As the New York state legislature worked to develop their budget for the 2020 fiscal year, they sought to leverage losses in revenue in other areas by increasing taxes on those purchasing high-value homes – called the ‘progressive mansion tax’, this new policy imposes a one-time tax increase scaling upwards as the price of the home increases.
This increase starts at 1% for homes worth between $1 million and $2 million and then increases progressively before capping at 4.15% for homes worth more than $25 million. This is expected to raise at least $365 million for New York City’s subways during the 2020 fiscal year, significantly less than the $665 million projected for the rival ‘pied-a-terre bill’.
That said, many New York professionals consider the mansion tax a win over the pied-a-terre policy – and to understand that, we have to dig a little into what a pied-a-terre even is.
Pieds-a-terre are secondary homes, usually apartments or condos, kept in a large city as a place to stay when you’re there on business. They’re common in New York City due to the high number of commuting professionals that travel to New York from all over the world. Aware that these second homes reduced profits for hotels, lawmakers proposed a recurring annual tax on all pieds-a-terre that scaled upward with the home’s value until it, too, stopped at around four percent.
The fact that the pied-a-terre tax would have involved a recurring fee was likely one of the reasons that it received major pushback, and the mansion tax’s one-time nature made it more desirable for lawmakers and citizens. Still, some have continued to argue that the entire concept of increasing taxes for high-value homes is inherently classist and reflects a kind of economic discrimination against the upper class. New York City has seen complaints of gentrification in the 21st century, and some see these tax policies as backlash against the wealthy.

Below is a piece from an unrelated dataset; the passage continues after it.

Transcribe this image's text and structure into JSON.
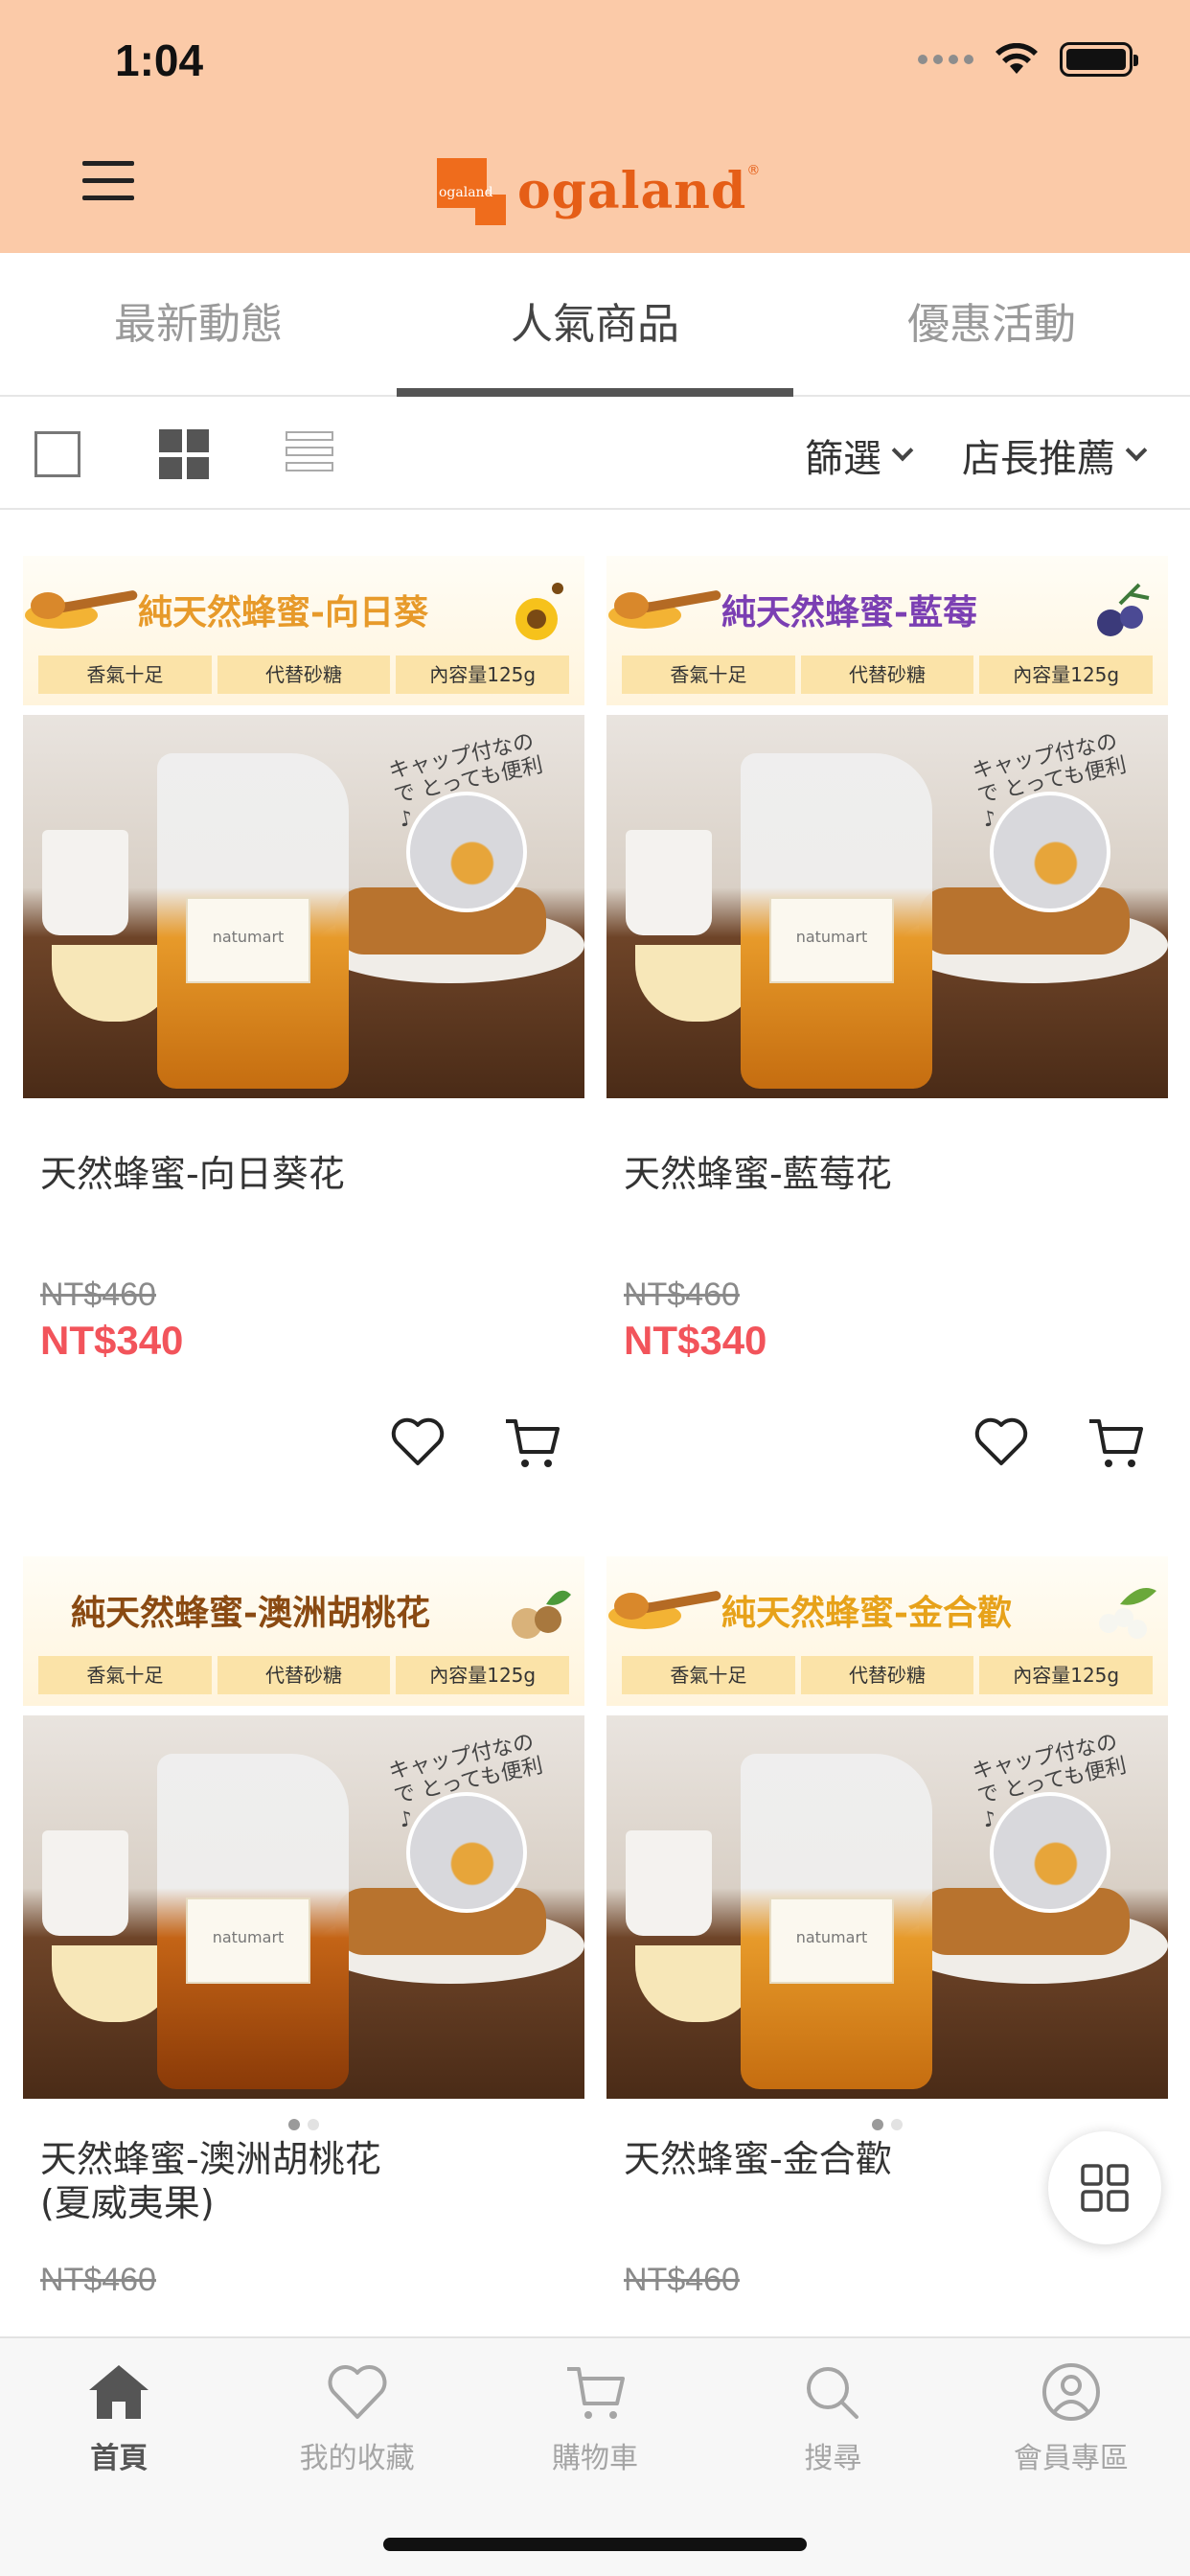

For those who will end up paying fees for their real estate purchases in 2020, the progressive mansion tax is better than the alternative – and for those who still live in studio apartments high above the city streets, the subways will be seeing varied improvements to get them to work and home.